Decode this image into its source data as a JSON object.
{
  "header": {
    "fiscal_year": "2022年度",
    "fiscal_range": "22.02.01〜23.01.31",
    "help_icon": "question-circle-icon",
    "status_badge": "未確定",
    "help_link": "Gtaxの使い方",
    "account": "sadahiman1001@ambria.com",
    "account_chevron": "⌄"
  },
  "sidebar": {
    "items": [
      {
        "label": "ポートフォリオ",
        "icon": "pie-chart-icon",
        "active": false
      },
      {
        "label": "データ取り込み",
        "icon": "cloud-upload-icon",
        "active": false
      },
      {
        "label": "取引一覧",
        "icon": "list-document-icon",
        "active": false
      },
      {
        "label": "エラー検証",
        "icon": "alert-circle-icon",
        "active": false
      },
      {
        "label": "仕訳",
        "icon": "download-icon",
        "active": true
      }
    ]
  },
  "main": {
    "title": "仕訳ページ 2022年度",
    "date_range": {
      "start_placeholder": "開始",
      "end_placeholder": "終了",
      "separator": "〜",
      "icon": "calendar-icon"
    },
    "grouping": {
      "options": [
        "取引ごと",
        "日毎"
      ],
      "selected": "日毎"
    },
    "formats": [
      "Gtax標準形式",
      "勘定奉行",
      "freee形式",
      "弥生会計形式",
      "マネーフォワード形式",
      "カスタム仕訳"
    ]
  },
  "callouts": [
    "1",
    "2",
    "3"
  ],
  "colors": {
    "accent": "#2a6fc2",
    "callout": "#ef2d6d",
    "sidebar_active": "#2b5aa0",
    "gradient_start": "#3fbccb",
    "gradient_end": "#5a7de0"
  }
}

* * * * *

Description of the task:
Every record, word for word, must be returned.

Written answer:
Decode this image into its source data as a JSON object.
{
  "header": {
    "fiscal_year": "2022年度",
    "fiscal_range": "22.02.01〜23.01.31",
    "help_icon": "question-circle-icon",
    "status_badge": "未確定",
    "help_link": "Gtaxの使い方",
    "account": "sadahiman1001@ambria.com",
    "account_chevron": "⌄"
  },
  "sidebar": {
    "items": [
      {
        "label": "ポートフォリオ",
        "icon": "pie-chart-icon",
        "active": false
      },
      {
        "label": "データ取り込み",
        "icon": "cloud-upload-icon",
        "active": false
      },
      {
        "label": "取引一覧",
        "icon": "list-document-icon",
        "active": false
      },
      {
        "label": "エラー検証",
        "icon": "alert-circle-icon",
        "active": false
      },
      {
        "label": "仕訳",
        "icon": "download-icon",
        "active": true
      }
    ]
  },
  "main": {
    "title": "仕訳ページ 2022年度",
    "date_range": {
      "start_placeholder": "開始",
      "end_placeholder": "終了",
      "separator": "〜",
      "icon": "calendar-icon"
    },
    "grouping": {
      "options": [
        "取引ごと",
        "日毎"
      ],
      "selected": "日毎"
    },
    "formats": [
      "Gtax標準形式",
      "勘定奉行",
      "freee形式",
      "弥生会計形式",
      "マネーフォワード形式",
      "カスタム仕訳"
    ]
  },
  "callouts": [
    "1",
    "2",
    "3"
  ],
  "colors": {
    "accent": "#2a6fc2",
    "callout": "#ef2d6d",
    "sidebar_active": "#2b5aa0",
    "gradient_start": "#3fbccb",
    "gradient_end": "#5a7de0"
  }
}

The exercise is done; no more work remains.